The purpose of a smoke alarm is to sense the presence of smoke in
the home and to audibly alert the occupants, to give them time to
escape to a safe place.

There are two types of residential smoke alarms: Ionisation and


Ionisation alarms detect the presence of large quantities of verysmoke1
small particles entering the ionisation chamber, which when in
sufficient quantity will cause an alarm to sound.

Sufficient quantities of very small particles are generally only
produced by flaming fires or from very hot surfaces. Ionisation
alarms are more responsive to fires that start as, or quickly
escalate into a flaming stage. This type of fire often produces
less visible smoke. Fires that start as a smoldering fire produce
large visible particles, but the amount of smoke may not be
enough to cause the ionisation alarm to respond.

Ionisation smoke alarms are more prone to nuisance alarms
from cooking (toasters, open grillers, birthday cake candles and
the like) and should not be installed near kitchens.


Photoelectric smoke alarms have a chamber with a light source
and visible smoke entering the chamber makes the light scatter
(like the dust in the air in a sunbeam of light), and in sufficient
quantity to make the alarm sound.

Photoelectric smoke alarms are superior to ionisation smoke
alarms in detecting the visible smoke produced by smoldering
fires.
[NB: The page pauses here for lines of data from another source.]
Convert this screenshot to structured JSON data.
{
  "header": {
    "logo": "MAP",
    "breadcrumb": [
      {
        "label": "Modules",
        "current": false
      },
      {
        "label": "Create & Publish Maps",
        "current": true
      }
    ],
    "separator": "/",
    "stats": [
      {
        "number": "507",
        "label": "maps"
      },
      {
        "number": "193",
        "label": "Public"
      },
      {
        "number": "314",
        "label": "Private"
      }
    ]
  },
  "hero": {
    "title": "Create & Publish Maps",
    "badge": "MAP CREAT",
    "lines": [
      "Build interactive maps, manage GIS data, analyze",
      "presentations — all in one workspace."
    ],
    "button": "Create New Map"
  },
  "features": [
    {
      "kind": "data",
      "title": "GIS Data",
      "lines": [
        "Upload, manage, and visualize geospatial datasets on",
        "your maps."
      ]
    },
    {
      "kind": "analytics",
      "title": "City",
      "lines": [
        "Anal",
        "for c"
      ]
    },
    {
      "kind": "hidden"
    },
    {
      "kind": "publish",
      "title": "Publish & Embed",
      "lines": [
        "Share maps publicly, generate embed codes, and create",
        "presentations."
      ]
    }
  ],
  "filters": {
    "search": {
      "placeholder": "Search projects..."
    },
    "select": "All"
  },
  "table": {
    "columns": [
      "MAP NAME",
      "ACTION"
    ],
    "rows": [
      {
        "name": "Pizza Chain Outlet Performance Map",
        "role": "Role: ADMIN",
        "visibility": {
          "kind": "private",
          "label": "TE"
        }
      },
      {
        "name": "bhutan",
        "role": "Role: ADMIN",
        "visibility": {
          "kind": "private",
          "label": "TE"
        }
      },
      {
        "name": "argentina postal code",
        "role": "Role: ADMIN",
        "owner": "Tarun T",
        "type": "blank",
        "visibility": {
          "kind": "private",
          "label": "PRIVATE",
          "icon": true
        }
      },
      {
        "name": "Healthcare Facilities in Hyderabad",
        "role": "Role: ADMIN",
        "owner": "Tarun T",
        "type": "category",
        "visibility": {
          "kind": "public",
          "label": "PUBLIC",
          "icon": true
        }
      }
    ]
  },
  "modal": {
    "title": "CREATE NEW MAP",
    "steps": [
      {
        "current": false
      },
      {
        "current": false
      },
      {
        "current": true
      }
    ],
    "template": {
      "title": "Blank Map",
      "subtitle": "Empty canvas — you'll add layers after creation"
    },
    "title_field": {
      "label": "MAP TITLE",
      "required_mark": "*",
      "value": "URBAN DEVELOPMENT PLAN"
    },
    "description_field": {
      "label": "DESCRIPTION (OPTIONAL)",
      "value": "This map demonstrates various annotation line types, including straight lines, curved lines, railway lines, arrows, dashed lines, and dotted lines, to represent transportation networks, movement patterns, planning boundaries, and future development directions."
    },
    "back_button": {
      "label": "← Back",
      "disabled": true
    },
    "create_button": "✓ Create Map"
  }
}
Most residential dwelling fires, whether flaming or
smoldering, tend to produce large amounts of visible smoke.
Photoelectric smoke alarms should be installed in sleeping areas
and paths of travel to sleeping areas.

Facts to help you choosesmoke3
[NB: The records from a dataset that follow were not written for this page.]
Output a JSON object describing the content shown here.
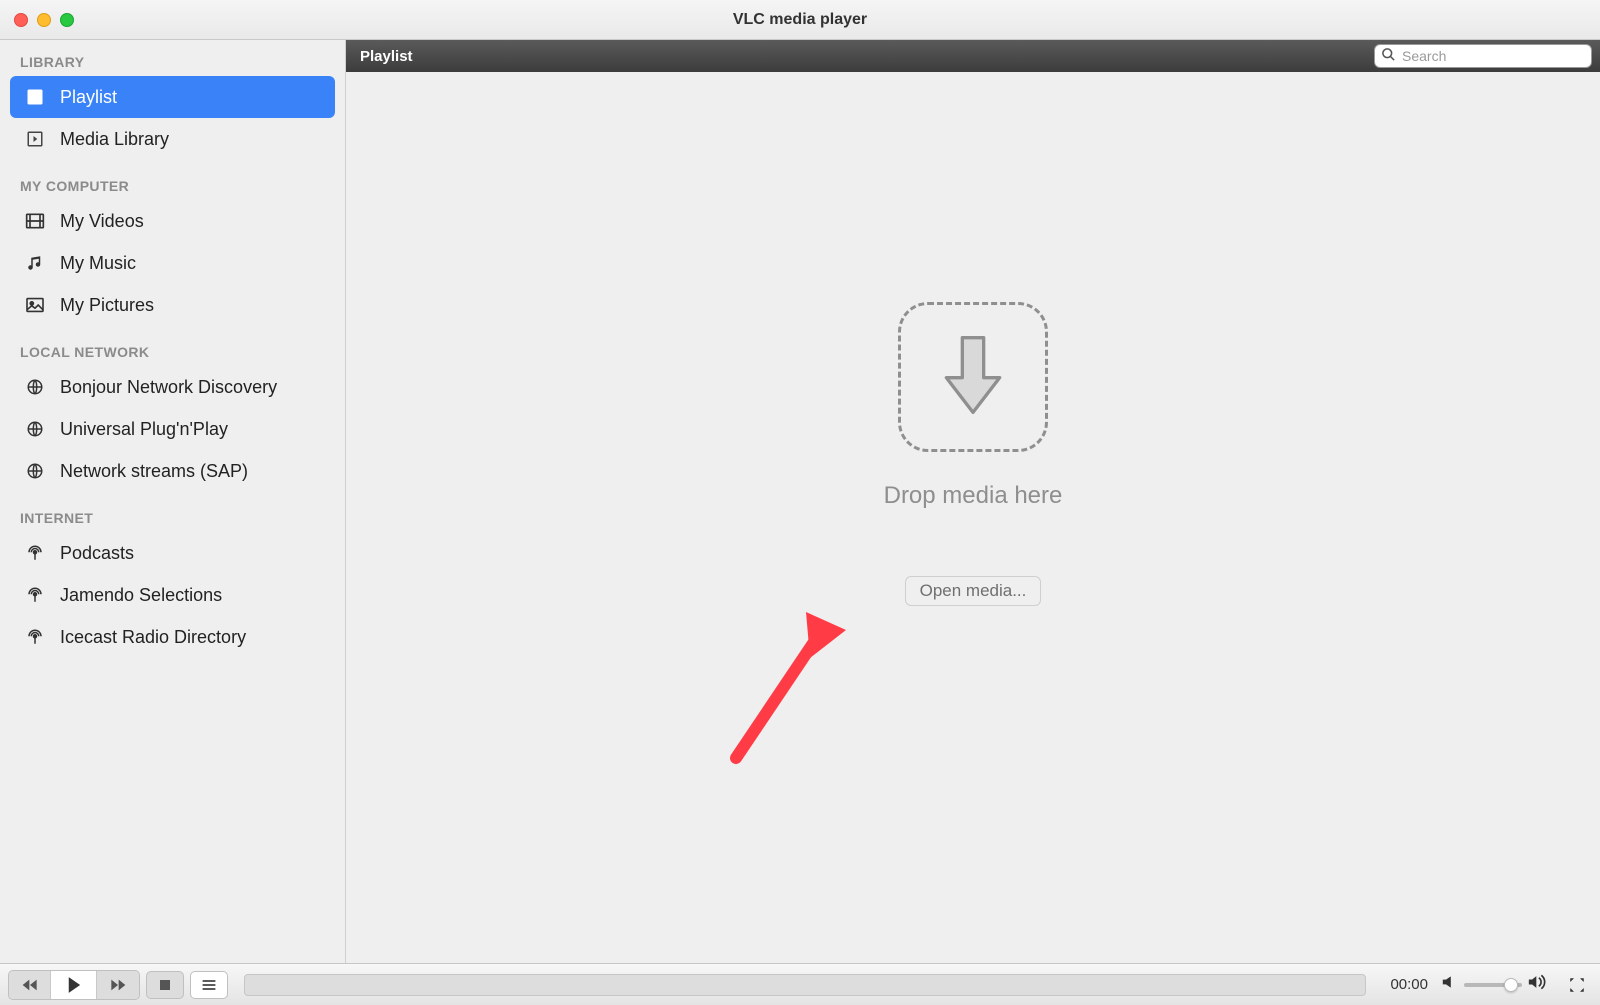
{
  "window": {
    "title": "VLC media player"
  },
  "sidebar": {
    "sections": {
      "library": {
        "label": "LIBRARY",
        "items": [
          {
            "label": "Playlist"
          },
          {
            "label": "Media Library"
          }
        ]
      },
      "my_computer": {
        "label": "MY COMPUTER",
        "items": [
          {
            "label": "My Videos"
          },
          {
            "label": "My Music"
          },
          {
            "label": "My Pictures"
          }
        ]
      },
      "local_network": {
        "label": "LOCAL NETWORK",
        "items": [
          {
            "label": "Bonjour Network Discovery"
          },
          {
            "label": "Universal Plug'n'Play"
          },
          {
            "label": "Network streams (SAP)"
          }
        ]
      },
      "internet": {
        "label": "INTERNET",
        "items": [
          {
            "label": "Podcasts"
          },
          {
            "label": "Jamendo Selections"
          },
          {
            "label": "Icecast Radio Directory"
          }
        ]
      }
    }
  },
  "content": {
    "header_title": "Playlist",
    "search_placeholder": "Search",
    "drop_text": "Drop media here",
    "open_media_label": "Open media..."
  },
  "controls": {
    "time_label": "00:00"
  },
  "colors": {
    "selection": "#3a82f7",
    "annotation_arrow": "#ff3b46"
  }
}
    • The type of fires in residences that are most likely to occur while occupants are sleeping are smoldering fires. The greatest risk to life or injury occurs when occupants are sleeping.
    • Photoelectric smoke alarms are much faster at detecting smoldering fires than ionisation smoke alarms. Research has shown that photoelectric smoke alarms typically respond to
      smoky fires within a few minutes while the level of smoke is still low and the air breathable, allowing more time to escape safely.smoke4
    • Most ionisation alarms take longer to respond to smoldering fires and depending on the material may not alarm until the fire bursts into flames. By this time there is a greater risk of reduced visibility and breathing problems making escape more difficult and at worst impossible.
    • The fast-flaming and clean burning fires that ionisation alarms detect quickly are not common in domestic situations but when they do occur, nearby material usually catches fire quickly starting to generate visible smoke that a photoelectric
      smoke alarm will detect.
    • Flaming fires will mostly start in the kitchen but often
      someone is present and may do something about it. Even if no
      one is present, photoelectric smoke alarms usually detect
      these fires providing sufficient warning to occupants.